Word for word, restate the entries below and exclude every image.

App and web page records

+ + + + +

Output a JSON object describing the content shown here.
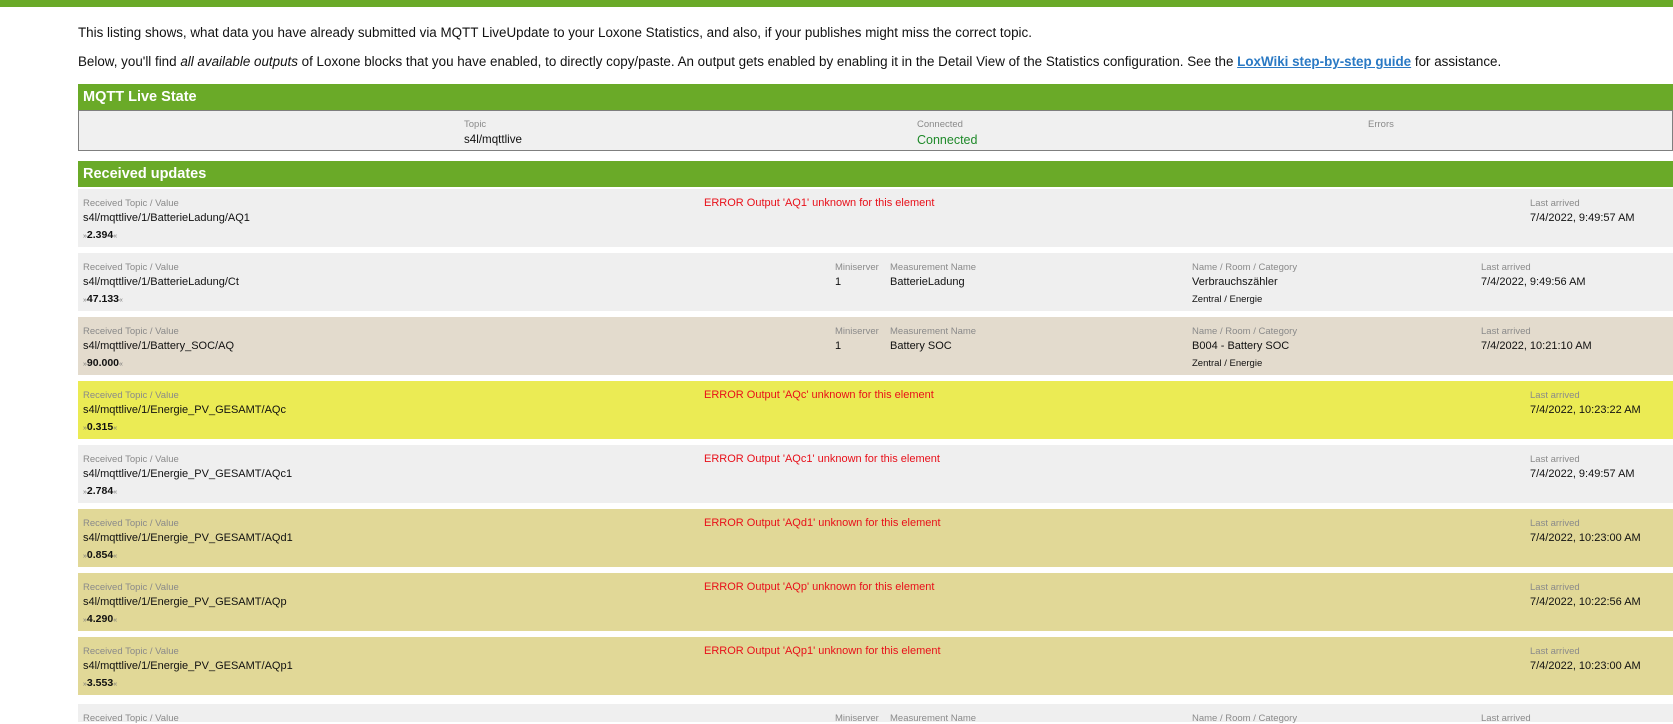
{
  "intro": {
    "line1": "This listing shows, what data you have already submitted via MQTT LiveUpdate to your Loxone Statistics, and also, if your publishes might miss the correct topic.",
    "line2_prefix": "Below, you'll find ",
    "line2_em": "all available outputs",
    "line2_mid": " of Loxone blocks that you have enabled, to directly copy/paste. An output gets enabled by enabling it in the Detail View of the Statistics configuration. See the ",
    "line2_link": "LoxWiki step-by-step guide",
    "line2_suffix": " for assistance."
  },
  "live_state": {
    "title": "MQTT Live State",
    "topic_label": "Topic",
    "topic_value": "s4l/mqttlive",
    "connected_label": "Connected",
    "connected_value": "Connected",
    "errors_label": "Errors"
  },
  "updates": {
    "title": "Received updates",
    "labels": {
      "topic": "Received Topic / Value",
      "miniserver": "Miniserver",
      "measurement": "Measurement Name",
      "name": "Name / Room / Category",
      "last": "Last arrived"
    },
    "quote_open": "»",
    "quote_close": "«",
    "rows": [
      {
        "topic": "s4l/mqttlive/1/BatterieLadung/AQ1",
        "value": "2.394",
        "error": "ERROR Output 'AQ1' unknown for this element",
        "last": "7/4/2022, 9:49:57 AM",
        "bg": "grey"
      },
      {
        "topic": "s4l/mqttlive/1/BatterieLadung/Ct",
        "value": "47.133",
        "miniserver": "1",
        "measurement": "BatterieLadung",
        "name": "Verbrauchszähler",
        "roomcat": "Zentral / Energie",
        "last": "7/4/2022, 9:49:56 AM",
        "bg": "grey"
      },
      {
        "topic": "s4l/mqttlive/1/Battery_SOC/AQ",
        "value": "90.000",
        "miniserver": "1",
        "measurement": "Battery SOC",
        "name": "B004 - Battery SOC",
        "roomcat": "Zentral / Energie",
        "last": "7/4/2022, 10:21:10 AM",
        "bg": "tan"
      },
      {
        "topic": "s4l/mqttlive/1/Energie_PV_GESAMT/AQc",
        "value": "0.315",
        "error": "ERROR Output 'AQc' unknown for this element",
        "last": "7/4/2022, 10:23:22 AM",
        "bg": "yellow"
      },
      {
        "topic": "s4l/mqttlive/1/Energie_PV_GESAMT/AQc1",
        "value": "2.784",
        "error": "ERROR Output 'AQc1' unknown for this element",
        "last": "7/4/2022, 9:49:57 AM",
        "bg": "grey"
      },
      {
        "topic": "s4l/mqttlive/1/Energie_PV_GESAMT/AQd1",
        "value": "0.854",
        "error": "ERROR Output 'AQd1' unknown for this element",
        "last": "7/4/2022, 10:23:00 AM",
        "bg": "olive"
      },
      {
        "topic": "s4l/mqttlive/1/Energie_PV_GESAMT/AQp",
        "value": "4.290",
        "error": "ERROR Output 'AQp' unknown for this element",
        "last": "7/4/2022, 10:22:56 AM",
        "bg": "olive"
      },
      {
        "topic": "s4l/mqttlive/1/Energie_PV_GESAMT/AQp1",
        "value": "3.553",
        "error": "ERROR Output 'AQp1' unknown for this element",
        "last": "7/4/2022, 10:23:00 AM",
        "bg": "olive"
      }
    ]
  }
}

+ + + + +

**Response area:**
Output a JSON object describing the content shown here.
{
  "intro": {
    "line1": "This listing shows, what data you have already submitted via MQTT LiveUpdate to your Loxone Statistics, and also, if your publishes might miss the correct topic.",
    "line2_prefix": "Below, you'll find ",
    "line2_em": "all available outputs",
    "line2_mid": " of Loxone blocks that you have enabled, to directly copy/paste. An output gets enabled by enabling it in the Detail View of the Statistics configuration. See the ",
    "line2_link": "LoxWiki step-by-step guide",
    "line2_suffix": " for assistance."
  },
  "live_state": {
    "title": "MQTT Live State",
    "topic_label": "Topic",
    "topic_value": "s4l/mqttlive",
    "connected_label": "Connected",
    "connected_value": "Connected",
    "errors_label": "Errors"
  },
  "updates": {
    "title": "Received updates",
    "labels": {
      "topic": "Received Topic / Value",
      "miniserver": "Miniserver",
      "measurement": "Measurement Name",
      "name": "Name / Room / Category",
      "last": "Last arrived"
    },
    "quote_open": "»",
    "quote_close": "«",
    "rows": [
      {
        "topic": "s4l/mqttlive/1/BatterieLadung/AQ1",
        "value": "2.394",
        "error": "ERROR Output 'AQ1' unknown for this element",
        "last": "7/4/2022, 9:49:57 AM",
        "bg": "grey"
      },
      {
        "topic": "s4l/mqttlive/1/BatterieLadung/Ct",
        "value": "47.133",
        "miniserver": "1",
        "measurement": "BatterieLadung",
        "name": "Verbrauchszähler",
        "roomcat": "Zentral / Energie",
        "last": "7/4/2022, 9:49:56 AM",
        "bg": "grey"
      },
      {
        "topic": "s4l/mqttlive/1/Battery_SOC/AQ",
        "value": "90.000",
        "miniserver": "1",
        "measurement": "Battery SOC",
        "name": "B004 - Battery SOC",
        "roomcat": "Zentral / Energie",
        "last": "7/4/2022, 10:21:10 AM",
        "bg": "tan"
      },
      {
        "topic": "s4l/mqttlive/1/Energie_PV_GESAMT/AQc",
        "value": "0.315",
        "error": "ERROR Output 'AQc' unknown for this element",
        "last": "7/4/2022, 10:23:22 AM",
        "bg": "yellow"
      },
      {
        "topic": "s4l/mqttlive/1/Energie_PV_GESAMT/AQc1",
        "value": "2.784",
        "error": "ERROR Output 'AQc1' unknown for this element",
        "last": "7/4/2022, 9:49:57 AM",
        "bg": "grey"
      },
      {
        "topic": "s4l/mqttlive/1/Energie_PV_GESAMT/AQd1",
        "value": "0.854",
        "error": "ERROR Output 'AQd1' unknown for this element",
        "last": "7/4/2022, 10:23:00 AM",
        "bg": "olive"
      },
      {
        "topic": "s4l/mqttlive/1/Energie_PV_GESAMT/AQp",
        "value": "4.290",
        "error": "ERROR Output 'AQp' unknown for this element",
        "last": "7/4/2022, 10:22:56 AM",
        "bg": "olive"
      },
      {
        "topic": "s4l/mqttlive/1/Energie_PV_GESAMT/AQp1",
        "value": "3.553",
        "error": "ERROR Output 'AQp1' unknown for this element",
        "last": "7/4/2022, 10:23:00 AM",
        "bg": "olive"
      }
    ]
  }
}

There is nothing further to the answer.